(MONTGOMERY)--Attorney General Luther Strange announced that the two bills in the Fair Justice Act package Wednesday were approved by the Judiciary Committees of both the Alabama Senate and House of Representatives. He applauded the committees’ positive action and urged members of the Legislature to move forward in enacting these important measures.
The Attorney General advocates this legislation to make death penalty appeals more efficient, while preserving and strengthening safeguards for fairness. He also wants to extend certain circumstances in which the death penalty can be applied, such as shootings at a school.
“Death penalty appeals seem endless, with excessive delays that serve only to prolong pain and postpone justice for the victims of these heinous crimes,” said Attorney General Strange. “We are proposing fair and sensible changes to make the system work better for everyone. We also want to send a clear message that we will not tolerate attacks on children at schools, with changes in the law that specify it is a capital crime to murder them and others who are particularly vulnerable.”
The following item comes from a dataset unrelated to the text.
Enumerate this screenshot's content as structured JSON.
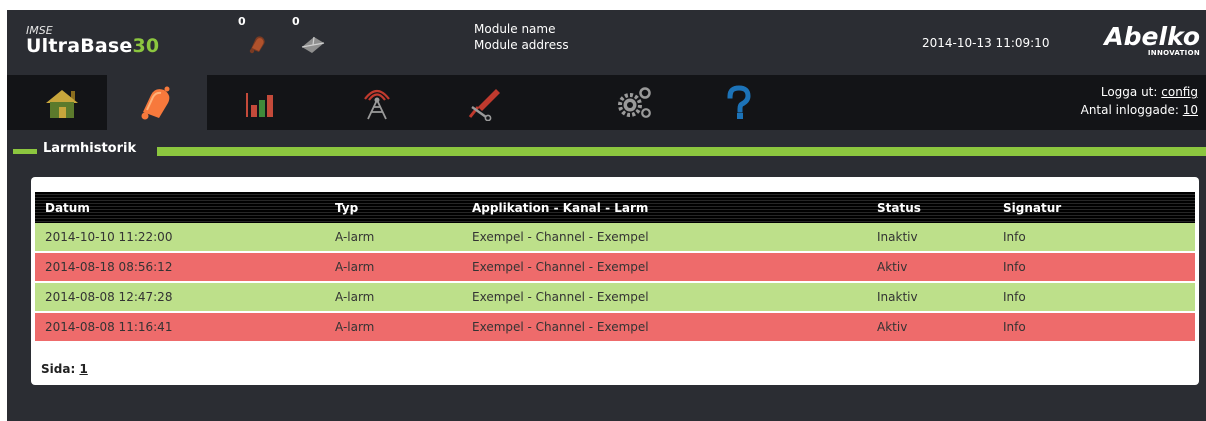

The Fair Justice Act was developed in coordination with the Alabama District Attorneys Association. There are two separate bills to amend different parts of the death penalty law, both of which are sponsored by Rep. Lynn Greer and Sen. Bill Holtzclaw.
The first bill, HB 216 and SB 194, addresses the cumbersome and inefficient appeals process. Following a capital conviction, there is a period of “direct appeals” and only after these are fully completed—sometimes more than several years later—does the defendant begin the next round of appeals, which is a “Rule 32” petition for post-conviction relief. The Fair Justice Act requires capital defendants to file Rule 32 petitions within 180 days of filing their first direct appeal. Capital defendants would receive better representation by having their claims considered earlier in the process, and indigent defendants would be appointed counsel for the Rule 32 petition within 30 days of being sentenced. Finally, the Fair Justice Act calls for a final decision by the circuit court on the Rule 32 petition within 180 days after the direct appeal is completed. This act will make the appellate process more efficient while maintaining the same opportunities for court review and enhancing representation currently provided to death row defendants.
The second bill, HB 218 and SB 193, provides important protections for schoolchildren and certain others who are particularly vulnerable by expanding classifications for killings that may be prosecuted as capital offenses. These offenses would now include the murder of any person on a school campus, any person in a day care or child care facility, anyone who is covered by a “protection from abuse” order when the murder was committed for intimidation or retaliation for the order, and any family member of law enforcement or a public official when the murder was intended for intimidation or retaliation against the officer or official. The Fair Justice Act also makes it an aggravating circumstance—a factor to be considered in determining whether to impose the death penalty—to murder a law enforcement officer when the officer is acting in the line of duty.
“I am pleased that these bills are moving quickly through the Legislature and that both the Senate and House Judiciary Committees have taken our recommendations to make Alabama’s death penalty laws stronger, more efficient, and more just,” said Attorney General Strange. “I especially want to thank our sponsors, Sen. Bill Holtzclaw and Rep. Lynn Greer, for their outstanding leadership in moving this important legislation forward. I urge the Legislature to swiftly vote on and give final approval to these reforms.”